Algar Howard

Major General Sir Algar Henry Stafford Howard was a retired senior British Army officer and long-serving officer of arms at the College of Arms in London. He served as the Garter Principal King of Arms from 1944 to 1950 before retiring. He was the third consecutive Fitzalan Pursuivant of Arms Extraordinary to attain the highest rank at the College of Arms.

Aubrey John Toppin was a long-serving English officer of arms at the College of Arms in London.

Thomas Ulick Sadleir was an Irish genealogist and heraldic expert. He was successively registrar of the Order of St Patrick, Deputy Ulster King of Arms and Acting Ulster King of Arms.

Arthur Vicars

Sir Arthur Edward Vicars, KCVO, was a genealogist and heraldic expert. He was appointed Ulster King of Arms in 1893, but was removed from the post in 1908 following the theft of the Irish Crown Jewels in the previous year. He was killed by the IRA in 1921 during the Irish War of Independence.

Heraldic visitation

Heraldic visitations were tours of inspection undertaken by Kings of Arms throughout England, Wales and Ireland. Their purpose was to register and regulate the coats of arms of nobility, gentry and boroughs, and to record pedigrees. They took place from 1530 to 1688, and their records provide important source material for historians and genealogists.

Ireland King of Arms was the title of an officer of arms to the King of England and Lord of Ireland from 1392 until the accession of Henry VII as King of England in 1485. A king of arms is the highest of the three levels of officers of arms, and usually enjoys heraldic jurisdiction over a geographical area. Despite the name Ireland King of Arms did not appear to exercise heraldic authority in Ireland, and indeed the connection with Ireland seems rather tenuous. The office may have been created preparatory to a subsequently aborted military expedition to Ireland. The last holder of the office, Walter Bellinger, did exercise the heraldic prerogative of a king of arms to grant armorial bearings, however two of his grants were annulled or regranted by other kings of arms as they felt he encroached on their provinces. In 1552, 70 years after the last Ireland King of Arms, the office of Ulster King of Arms was created. The holders of this office exercised control over the heraldic affairs of Ireland until the death of its last incumbent, Major Sir Neville Wilkinson, in 1941. Thereafter, heraldic affairs within what later became the Republic of Ireland were transferred to the Government of Ireland while the jurisdiction of Norroy King of Arms expanded to include Northern Ireland when the present office of Norroy and Ulster King of Arms was established in the College of Arms.

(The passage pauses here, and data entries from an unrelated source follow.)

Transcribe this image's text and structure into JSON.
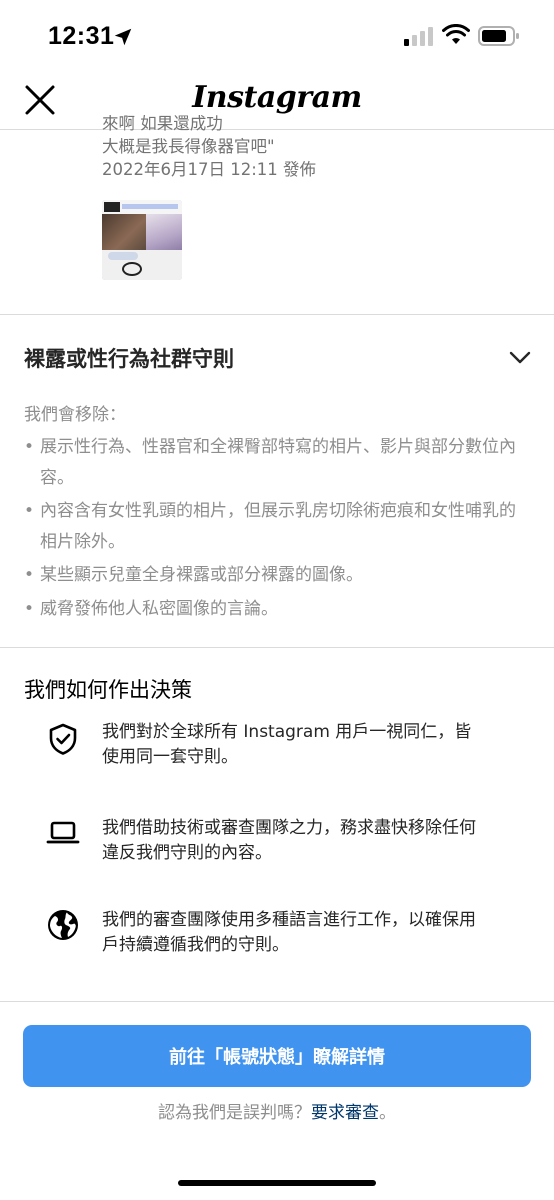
{
  "status_bar": {
    "time": "12:31"
  },
  "header": {
    "title": "Instagram"
  },
  "post_snippet": {
    "lines": [
      "來啊 如果還成功",
      "大概是我長得像器官吧\"",
      "2022年6月17日 12:11 發佈"
    ]
  },
  "guidelines": {
    "title": "裸露或性行為社群守則",
    "intro": "我們會移除：",
    "items": [
      "展示性行為、性器官和全裸臀部特寫的相片、影片與部分數位內容。",
      "內容含有女性乳頭的相片，但展示乳房切除術疤痕和女性哺乳的相片除外。",
      "某些顯示兒童全身裸露或部分裸露的圖像。",
      "威脅發佈他人私密圖像的言論。"
    ]
  },
  "decisions": {
    "title": "我們如何作出決策",
    "items": [
      {
        "icon": "shield-check-icon",
        "text": "我們對於全球所有 Instagram 用戶一視同仁，皆使用同一套守則。"
      },
      {
        "icon": "laptop-icon",
        "text": "我們借助技術或審查團隊之力，務求盡快移除任何違反我們守則的內容。"
      },
      {
        "icon": "globe-icon",
        "text": "我們的審查團隊使用多種語言進行工作，以確保用戶持續遵循我們的守則。"
      }
    ]
  },
  "footer": {
    "cta_label": "前往「帳號狀態」瞭解詳情",
    "appeal_prefix": "認為我們是誤判嗎？",
    "appeal_link": "要求審查",
    "appeal_suffix": "。"
  },
  "colors": {
    "accent": "#4193f0",
    "link": "#00376b",
    "muted": "#8e8e8e"
  }
}
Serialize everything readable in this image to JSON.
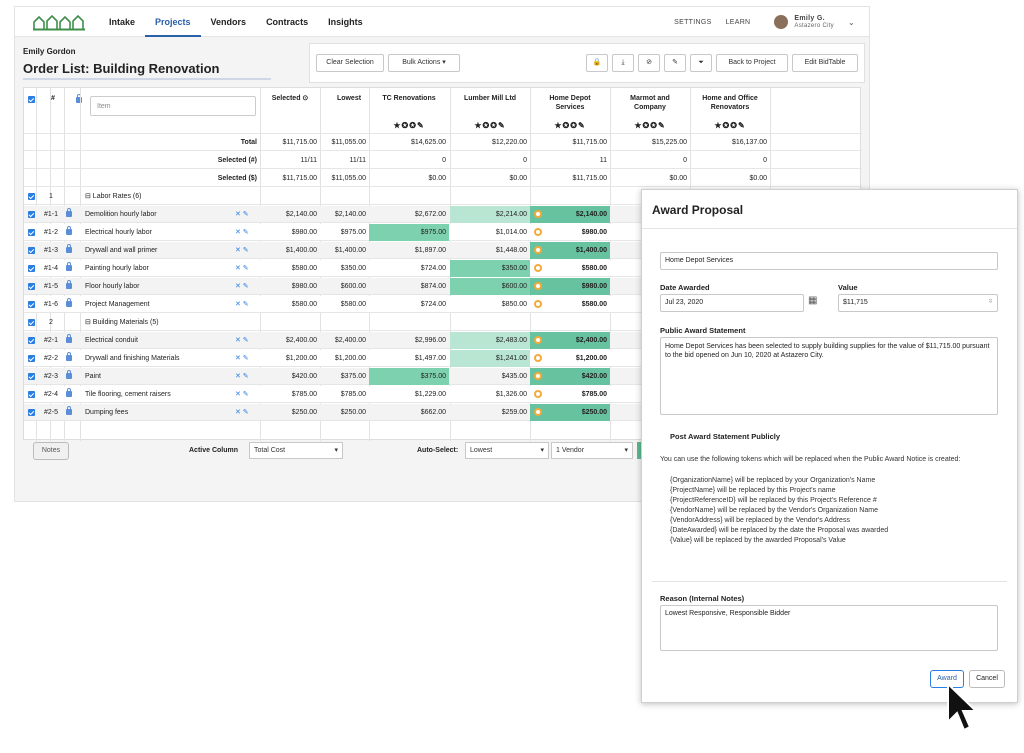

James Terry (officer of arms)

James Terry was an Irish officer of arms who remained faithful to the Jacobite kings of Britain after their escape to the European continent.

Thomas Hawley

Thomas Hawley was a long-serving officer of arms at the College of Arms in London. He began his career of royal service as a groom porter to Queen Margaret of Scotland from her marriage in 1503 until 1508. Although he may have been made Rose Blanche Pursuivant in the reign of King Henry VII, his first permanent heraldic appointment came in 1509.

Sir Gerald Aylmer was an Irish judge in the time of Henry VIII and played a key part in enforcing the Dissolution of the Monasteries. His numerous descendants included the Barons Aylmer.

Irish genealogy is the study of individuals and/or families who originated on the island of Ireland.

OHiggins family Irish noble family

O'Higgins is an Irish noble family. Its Ballynary line is descended from Shean Duff O'Higgins, Gaelic Baron of Ballynary, who was married to a daughter of the royal family of O'Conor at Ballintuber Castle in Connacht. Shean Duff O'Higgins himself claimed descent from King Niall of Tara. Historically, many of their ancestors were poets and scholars who enjoyed the patronage of several chiefly families including O'Conor Don, MacDermott, O'Doherty, O'Gara, and MacDonagh.

Events from the year 1552 in Ireland.

George Dames Burtchaell

George Dames Burtchaell, KC; MA, LLB; MRIA; JP was an Irish genealogist.

References